Stored items from a collection

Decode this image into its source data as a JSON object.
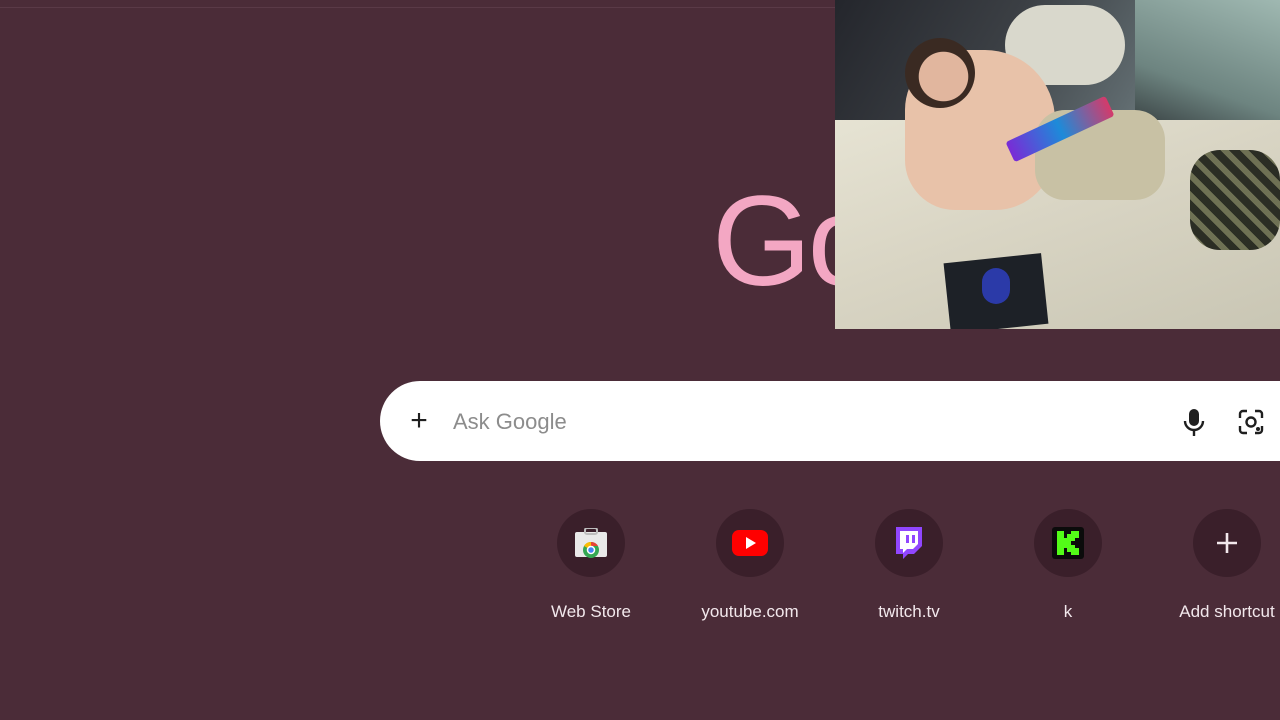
{
  "browser": {
    "logo_text": "Go"
  },
  "search": {
    "placeholder": "Ask Google",
    "add_icon": "plus-icon",
    "voice_icon": "microphone-icon",
    "lens_icon": "camera-lens-icon"
  },
  "shortcuts": [
    {
      "label": "Web Store",
      "icon": "chrome-web-store-icon"
    },
    {
      "label": "youtube.com",
      "icon": "youtube-icon"
    },
    {
      "label": "twitch.tv",
      "icon": "twitch-icon"
    },
    {
      "label": "k",
      "icon": "kick-icon"
    },
    {
      "label": "Add shortcut",
      "icon": "plus-icon"
    }
  ],
  "colors": {
    "background": "#4b2c38",
    "logo": "#f3a7c3",
    "tile": "#3a1f2a"
  }
}
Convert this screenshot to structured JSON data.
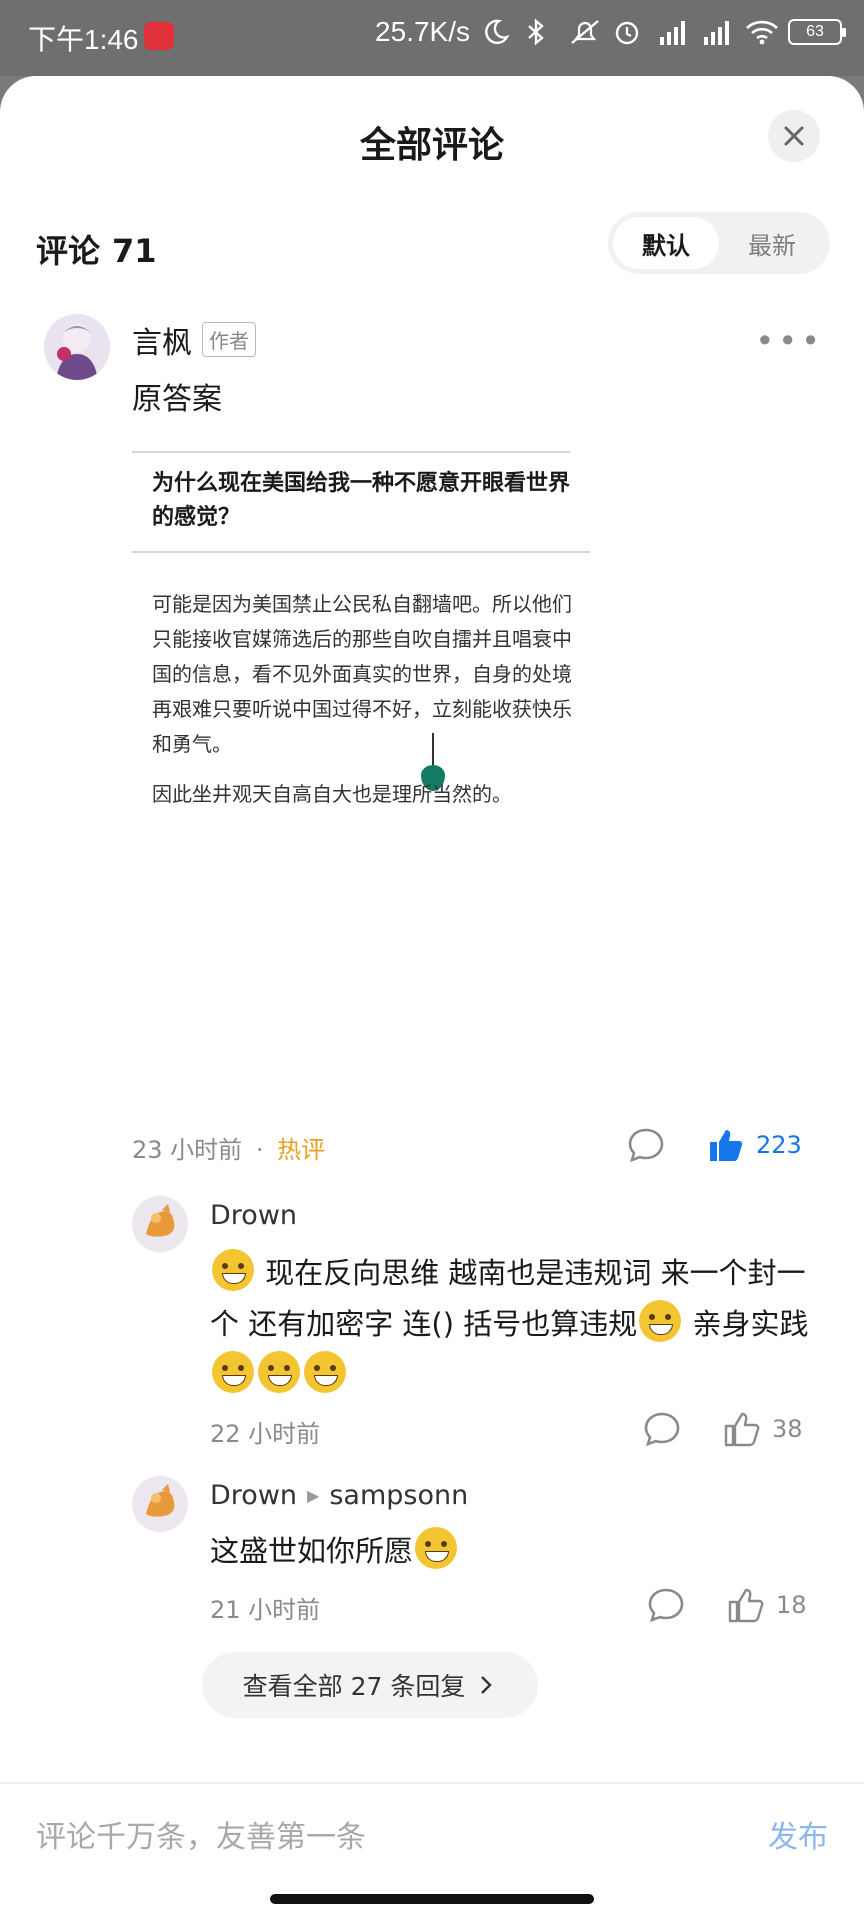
{
  "status_bar": {
    "time": "下午1:46",
    "net_speed": "25.7K/s",
    "battery": "63"
  },
  "sheet": {
    "title": "全部评论",
    "comment_label": "评论",
    "comment_count": "71",
    "sort": {
      "default": "默认",
      "latest": "最新"
    }
  },
  "main_comment": {
    "author": "言枫",
    "author_tag": "作者",
    "text": "原答案",
    "embed": {
      "question": "为什么现在美国给我一种不愿意开眼看世界的感觉？",
      "answer_p1": "可能是因为美国禁止公民私自翻墙吧。所以他们只能接收官媒筛选后的那些自吹自擂并且唱衰中国的信息，看不见外面真实的世界，自身的处境再艰难只要听说中国过得不好，立刻能收获快乐和勇气。",
      "answer_p2": "因此坐井观天自高自大也是理所当然的。"
    },
    "time": "23 小时前",
    "separator": "·",
    "hot_label": "热评",
    "likes": "223"
  },
  "replies": [
    {
      "author": "Drown",
      "text_parts": [
        "现在反向思维 越南也是违规词 来一个封一个 还有加密字 连() 括号也算违规",
        "亲身实践"
      ],
      "time": "22 小时前",
      "likes": "38"
    },
    {
      "author": "Drown",
      "reply_to": "sampsonn",
      "text": "这盛世如你所愿",
      "time": "21 小时前",
      "likes": "18"
    }
  ],
  "view_all": "查看全部 27 条回复",
  "input": {
    "placeholder": "评论千万条，友善第一条",
    "publish": "发布"
  },
  "colors": {
    "accent_blue": "#1677e8",
    "hot_orange": "#e8a11f",
    "publish_disabled": "#8cb6ee"
  }
}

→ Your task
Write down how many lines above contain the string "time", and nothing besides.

→ Written answer
4